Funded by a grant of up to $ 100 million from the William Penn Foundation and the controversial “soda tax” on sugary drinks approved in 2016, the launch of Rebuild was delayed until 2018 by legal challenges. The original budget of $ 500 million was then reduced to around $ 425 million when the levy generated less revenue than expected.
The program encountered other obstacles last year. In an interview with PlanPhilly, Kenney said the pandemic response and the city’s work-from-home mandate diverted the attention of city employees from issuing reconstruction construction bids and contracts to verification, while global supply chain issues have slowed the arrival of materials needed for some renovations.
Rebuild executive director Kira Strong said planning meetings between community members and designers needed to be moved online or to outside sites, which also hampered progress.
But she said design and construction work continued nonetheless, with nine sites completed, nine more under construction and 42 in the design and community engagement phase. 12 others have not yet started. The city council has approved 72 projects and $ 219 million has been spent or committed so far.
“We want the end result in every neighborhood to be the center that people want, not [just] the center that the city has given them, and it takes time. It takes energy, and you have to pay attention to the details, and that’s what we did, ”Kenney said. “I want people to understand that we’re still there and we’re still moving forward. “
Rebuild is also meeting its diversity goals, awarding 45% of contract dollars to minority-owned businesses and 23% to women-owned businesses, officials said. Forty-six percent of contractors’ hours of work on projects were done by women and people of color, they said.
Long term impact
Earlier in the week, Kenney and board member Jamie Gauthier cut the ribbon at the redeveloped Miles Mack playground in Mantua, which saw a $ 2.8 million update to its recreation center and amenities. land. On Thursday, Kenney attended Olney’s groundbreaking ceremony, a $ 2.8 million renovation at the Heitzman Leisure Center in Harrowgate and a $ 2.4 million project at the Glavin Leisure Center in Port Richmond.

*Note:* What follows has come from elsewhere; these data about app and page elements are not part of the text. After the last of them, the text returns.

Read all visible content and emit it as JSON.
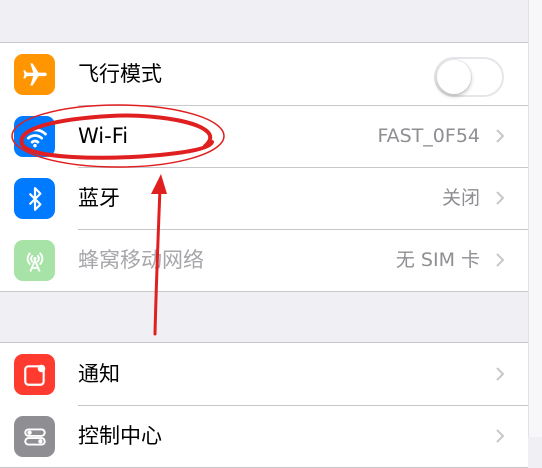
{
  "settings_group_1": {
    "airplane_mode": {
      "label": "飞行模式",
      "toggle_on": false,
      "icon": "airplane-icon",
      "color": "#ff9500"
    },
    "wifi": {
      "label": "Wi-Fi",
      "value": "FAST_0F54",
      "icon": "wifi-icon",
      "color": "#007aff"
    },
    "bluetooth": {
      "label": "蓝牙",
      "value": "关闭",
      "icon": "bluetooth-icon",
      "color": "#007aff"
    },
    "cellular": {
      "label": "蜂窝移动网络",
      "value": "无 SIM 卡",
      "icon": "cellular-antenna-icon",
      "color": "#a7e3a7"
    }
  },
  "settings_group_2": {
    "notifications": {
      "label": "通知",
      "icon": "notifications-icon",
      "color": "#ff3b30"
    },
    "control_center": {
      "label": "控制中心",
      "icon": "control-center-icon",
      "color": "#8e8e93"
    }
  },
  "annotation": {
    "color": "#e02020"
  }
}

At Glavin, board member Bobby Henon praised Kenney for proposing Rebuild when he was running for mayor, calling it his “legacy for years to come.” Standing in front of the site’s main building, with its distinctive steeply pitched roof, Henon emphasized the central place of recreation centers and parks in the community fabric.

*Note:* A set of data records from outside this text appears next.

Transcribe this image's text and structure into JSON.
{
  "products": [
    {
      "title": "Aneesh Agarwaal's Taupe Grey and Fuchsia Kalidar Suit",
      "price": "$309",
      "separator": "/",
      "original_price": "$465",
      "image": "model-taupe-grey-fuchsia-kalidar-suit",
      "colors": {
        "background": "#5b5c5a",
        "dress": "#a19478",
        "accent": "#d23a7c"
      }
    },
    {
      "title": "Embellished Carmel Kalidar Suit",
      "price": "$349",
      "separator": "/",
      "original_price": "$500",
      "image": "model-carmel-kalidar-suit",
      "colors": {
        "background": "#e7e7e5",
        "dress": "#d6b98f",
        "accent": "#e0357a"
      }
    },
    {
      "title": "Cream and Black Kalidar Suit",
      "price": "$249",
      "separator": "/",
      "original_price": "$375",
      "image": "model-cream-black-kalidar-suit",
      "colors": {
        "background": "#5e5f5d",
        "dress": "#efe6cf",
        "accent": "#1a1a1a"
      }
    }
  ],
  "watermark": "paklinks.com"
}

“How exciting it is to finally have resources to put into a hugely used playground,” he said. “You have a playground that has so much history and in such a densely populated area where families have chosen to stay – families have decided to go out and use its open spaces, use its play equipment and its leisure center and its programs. “
Lacey Dugan, who lives nearby, watched the speeches with her husband while holding her 4-month-old son on her shoulder and watching her 3-year-old wander the worn out surface of the playground.

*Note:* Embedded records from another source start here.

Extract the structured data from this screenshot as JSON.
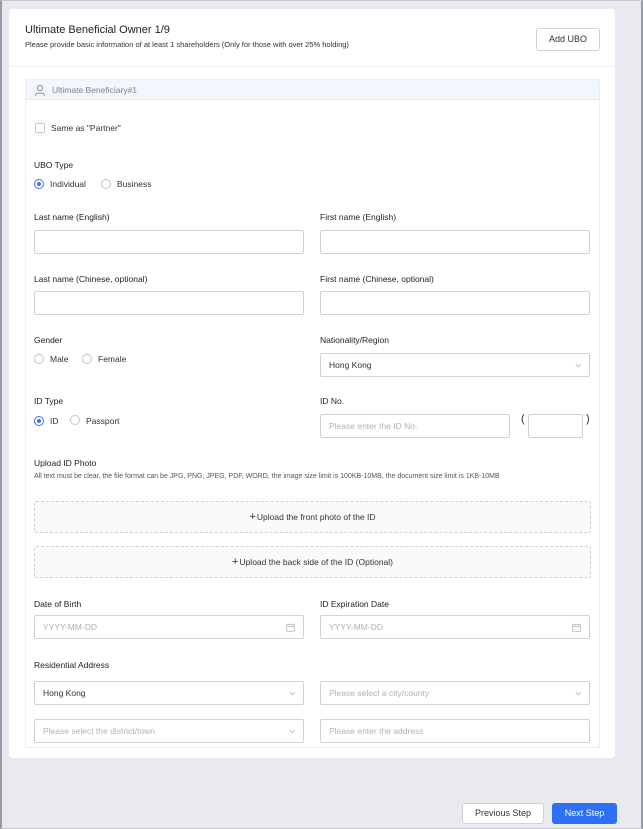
{
  "header": {
    "title": "Ultimate Beneficial Owner 1/9",
    "subtitle": "Please provide basic information of at least 1 shareholders (Only for those with over 25% holding)",
    "add_button": "Add UBO"
  },
  "section": {
    "title": "Ultimate Beneficiary#1",
    "same_as_partner": "Same as \"Partner\""
  },
  "ubo_type": {
    "label": "UBO Type",
    "options": [
      "Individual",
      "Business"
    ],
    "selected": "Individual"
  },
  "fields": {
    "last_name_en": "Last name (English)",
    "first_name_en": "First name (English)",
    "last_name_cn": "Last name (Chinese, optional)",
    "first_name_cn": "First name (Chinese, optional)"
  },
  "gender": {
    "label": "Gender",
    "options": [
      "Male",
      "Female"
    ]
  },
  "nationality": {
    "label": "Nationality/Region",
    "value": "Hong Kong"
  },
  "id_type": {
    "label": "ID Type",
    "options": [
      "ID",
      "Passport"
    ],
    "selected": "ID"
  },
  "id_no": {
    "label": "ID No.",
    "placeholder": "Please enter the ID No.",
    "open_paren": "(",
    "close_paren": ")"
  },
  "upload": {
    "label": "Upload ID Photo",
    "hint": "All text must be clear, the file format can be JPG, PNG, JPEG, PDF, WORD, the image size limit is 100KB-10MB, the document size limit is 1KB-10MB",
    "plus": "+",
    "front": "Upload the front photo of the ID",
    "back": "Upload the back side of the ID (Optional)"
  },
  "dob": {
    "label": "Date of Birth",
    "placeholder": "YYYY-MM-DD"
  },
  "id_expiry": {
    "label": "ID Expiration Date",
    "placeholder": "YYYY-MM-DD"
  },
  "address": {
    "label": "Residential Address",
    "region": "Hong Kong",
    "city_placeholder": "Please select a city/county",
    "district_placeholder": "Please select the district/town",
    "address_placeholder": "Please enter the address"
  },
  "footer": {
    "previous": "Previous Step",
    "next": "Next Step"
  },
  "colors": {
    "accent": "#2f6ff5",
    "background": "#e8eaef",
    "section_header": "#f2f6fd"
  }
}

“He comes here all the time, as much as we can,” she said. “He loves swings. He would sit on the swings for hours if he could. He runs everywhere, brings his toys.
Young girl then teenager, said Dugan, she went to Glavin “all the time” to shoot hoops or play “lemon crush” on a big slide that is long gone. She did Girl Scouts, karate lessons and tumbling in the recreation center, and visited the haunted house on Halloween.
“We want to be here for years to come,” she said. “Fixing it would be great for the kids, so they can enjoy it more.”
A design led by the Pennsylvania Horticultural Society will bring Glavin new playgrounds, trees, a spray field and shaded seating area, as well as new heating and cooling systems for the building and a wheelchair accessible washroom .
Kenney said others would decide if Rebuild was his legacy, but added that he expected the program to continue renovating parks and libraries for years after he left office in January 2024. He it would be “stupid” for a future mayor to put an end to soda. tax, he said, because it provides another stream of funding for the “good things” the city needs.
The mayor noted that the 1.5 cent per ounce tax also funds pre-K programs and the community schools program, which provides social services to public school campuses. Critics say the tax has resulted in job losses in retail, bottling plants and trucking, while a recent Rutgers University study found the tax created 800 to 1,350 jobs by funding child care and allowing more low-income parents to work.